SARATOGA, Calif. - A 74-year-old woman pretended to be the victim of an assault, where she was found bound and gagged inside her Saratoga office last year. But she was really the person who started a fire inside her building and she did so, the Santa Clara County Sheriff's Office said on Friday, because she wanted to hide the fact that she was embezzling from the company.
Janice Carlstrom of San Jose was arrested on Thursday after the sheriff's office said she "confessed" to the bizarre string of crimes, which stem from a fire at her office, Pollack Investments at 14500 Big Basin Way, Suite C, in Saratoga, on Nov. 4, 2019.
Reached by phone at her home on Friday, Carlstrom, who lists herself as the office manager at Pollack Investments, said she didn't want to speak about her situation. She also said she didn't have an attorney whose name she would pass along. Jail records show she was released on $40,000 bond. Her next court date is Jan. 11, pending a review of the case by Santa Clara County prosecutors.
Slightly more than a year ago, Deputy Russell Davis said Carlstrom was found bound and gagged inside her office, which had been set on fire. She had a cut on the back of her head and a broken nose. She told authorities, which included Davis, that she had no idea who assaulted her, or who started the fire. Davis said when authorities arrived, "there was a good amount of smoke inside."
At the time, she told investigators that she arrived to work around 7:30 a.m., went upstairs and unlocked the office. She then went back down to her car for a short period of time before returning up to the office. After re-entering the office, she remembered an unknown assailant coming up behind her and duct-taping her eyes and mouth closed. In a news release at the time, Carlstrom said she "did not have a memory of anything else related to the assault until she was awoken by fire sprinklers and being helped by firefighters."
She was taken to Valley Medical Center for treatment of her injuries and Davis said the Sheriff's Office launched a major investigation into what happened. "We used multiple resources for this," Davis said, adding that because of the fire, many businesses and streets were shut down temporarily, as well.
Over the last year, Davis said that detectives have been working on the case. What they found: Carlstrom allegedly stole more than $44,000 from her employer. In addition, authorities said they found "other fraudulent activity" totaling more than $580,000 involving multiple financial institutions.

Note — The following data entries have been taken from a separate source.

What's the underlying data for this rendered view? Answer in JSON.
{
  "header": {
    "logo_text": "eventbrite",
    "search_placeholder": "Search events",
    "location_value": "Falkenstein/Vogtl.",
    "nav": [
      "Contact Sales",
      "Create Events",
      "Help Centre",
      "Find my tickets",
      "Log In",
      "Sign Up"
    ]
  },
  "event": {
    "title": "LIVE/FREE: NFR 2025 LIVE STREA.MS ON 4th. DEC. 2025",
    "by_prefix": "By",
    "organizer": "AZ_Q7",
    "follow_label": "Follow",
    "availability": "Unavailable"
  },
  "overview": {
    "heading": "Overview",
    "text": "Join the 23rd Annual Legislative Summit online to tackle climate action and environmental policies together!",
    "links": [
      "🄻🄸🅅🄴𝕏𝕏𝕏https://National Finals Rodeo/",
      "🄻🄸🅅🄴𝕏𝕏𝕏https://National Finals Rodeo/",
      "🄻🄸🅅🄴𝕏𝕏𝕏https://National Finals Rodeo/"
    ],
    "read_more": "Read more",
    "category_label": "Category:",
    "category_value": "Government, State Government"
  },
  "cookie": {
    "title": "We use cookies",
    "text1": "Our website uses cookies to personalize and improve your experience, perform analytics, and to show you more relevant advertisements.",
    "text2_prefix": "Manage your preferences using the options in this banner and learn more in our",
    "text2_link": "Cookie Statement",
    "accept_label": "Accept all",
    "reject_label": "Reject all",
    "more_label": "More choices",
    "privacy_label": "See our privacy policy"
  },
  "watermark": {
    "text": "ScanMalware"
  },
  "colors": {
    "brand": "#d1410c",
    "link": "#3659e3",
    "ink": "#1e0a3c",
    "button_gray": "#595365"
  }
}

Davis said most of the money was used to pay off Carlstrom's home loans as well as that of her son.
The Sheriff’s Office Identification Unit also said they found Carlstrom’s thumbprint on a "critical piece of evidence" involving the arson, which was found at the crime scene.

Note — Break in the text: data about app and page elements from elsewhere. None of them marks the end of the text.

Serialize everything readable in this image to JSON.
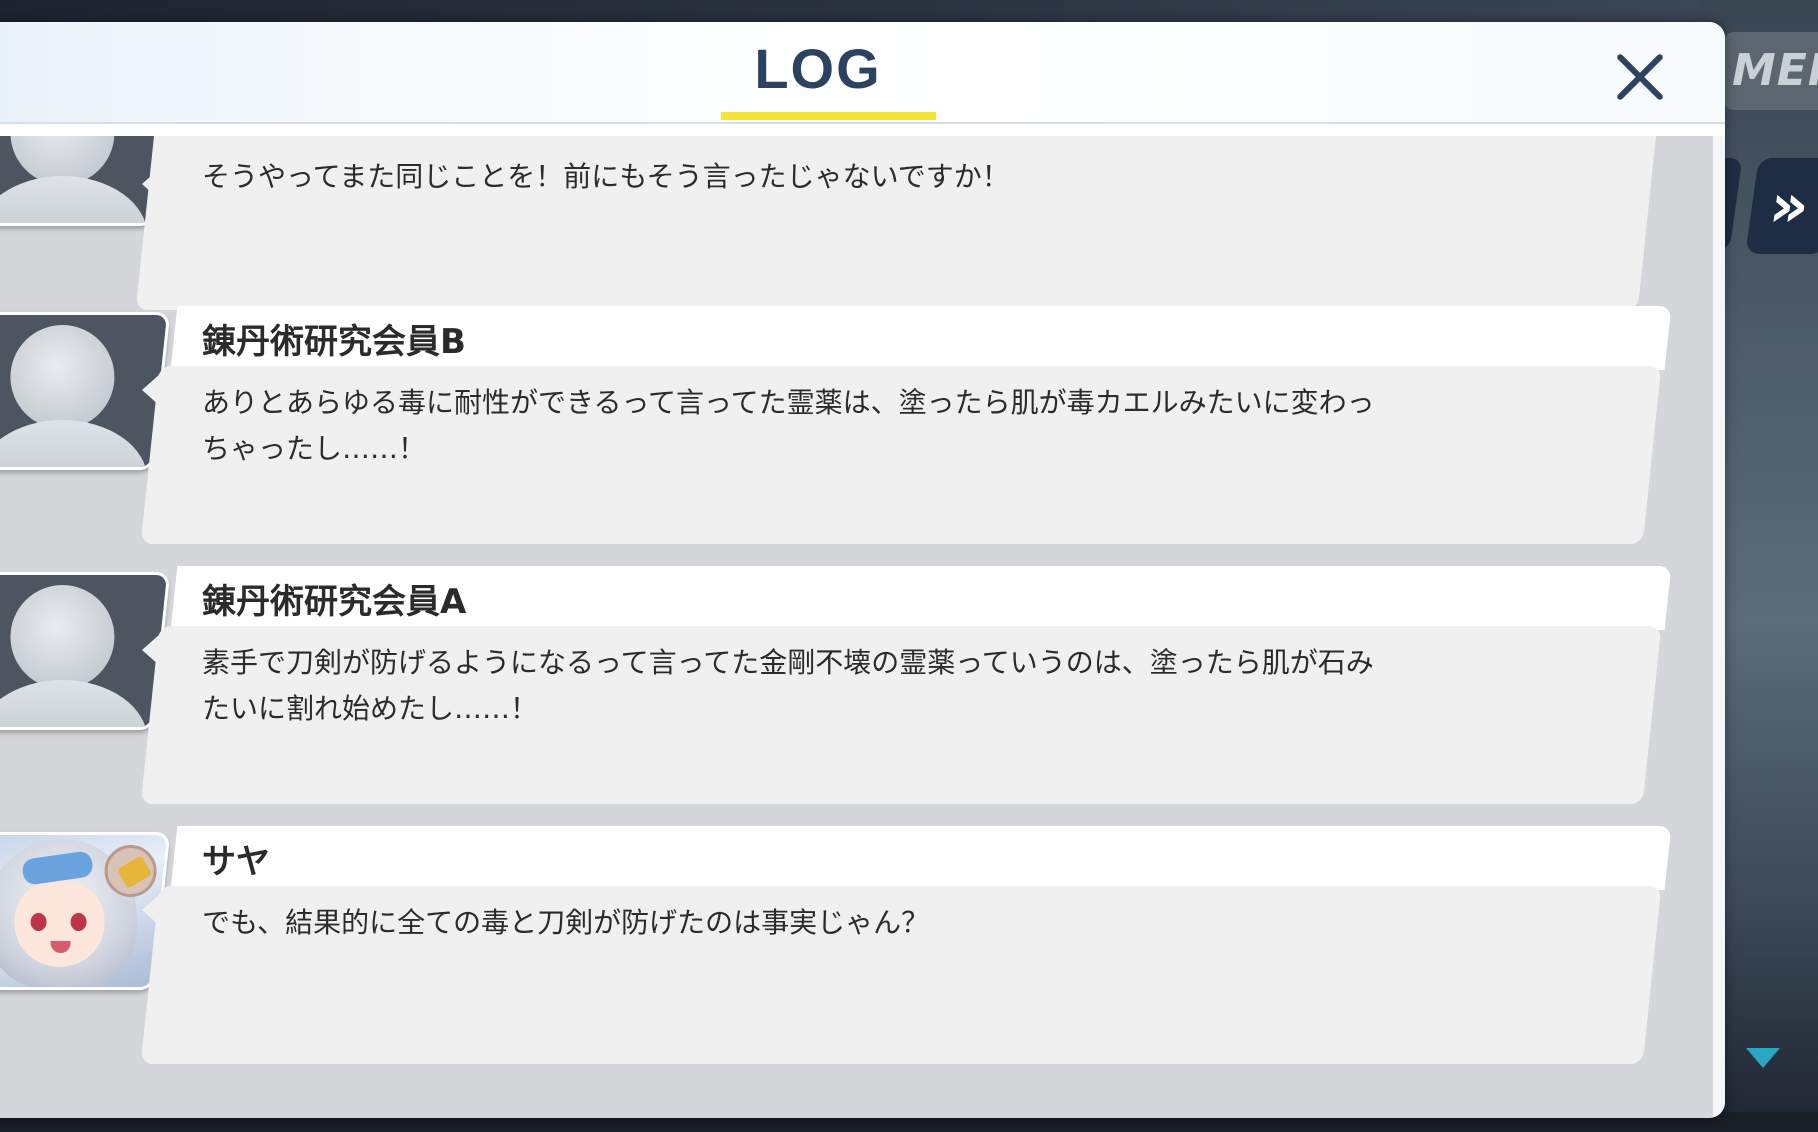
{
  "header": {
    "title": "LOG",
    "close_label": "×"
  },
  "hud": {
    "menu_label": "MEN",
    "skip_label": "»"
  },
  "entries": [
    {
      "speaker": "",
      "avatar": "silhouette",
      "text": "そうやってまた同じことを！前にもそう言ったじゃないですか！"
    },
    {
      "speaker": "錬丹術研究会員B",
      "avatar": "silhouette",
      "text": "ありとあらゆる毒に耐性ができるって言ってた霊薬は、塗ったら肌が毒カエルみたいに変わっ\nちゃったし……！"
    },
    {
      "speaker": "錬丹術研究会員A",
      "avatar": "silhouette",
      "text": "素手で刀剣が防げるようになるって言ってた金剛不壊の霊薬っていうのは、塗ったら肌が石み\nたいに割れ始めたし……！"
    },
    {
      "speaker": "サヤ",
      "avatar": "saya-portrait",
      "text": "でも、結果的に全ての毒と刀剣が防げたのは事実じゃん？"
    }
  ]
}
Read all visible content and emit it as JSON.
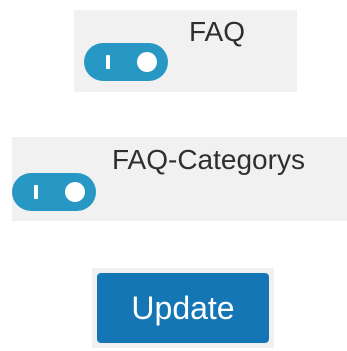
{
  "settings": {
    "faq": {
      "label": "FAQ",
      "enabled": true
    },
    "faq_categories": {
      "label": "FAQ-Categorys",
      "enabled": true
    }
  },
  "actions": {
    "update_label": "Update"
  },
  "colors": {
    "toggle_on": "#2797c4",
    "button_primary": "#1576b5",
    "row_background": "#f1f1f1"
  }
}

On Thursday, detectives interviewed Carlstrom, who they said told them that she made the fraudulent payments and started the fire to "conceal evidence." Detectives also said she made up the part about being assaulted by an unknown suspect.
Asked how Carlstrom could have bound and gagged herself up in the office, or if she had an accoplice, Davis answered: "That we don't know."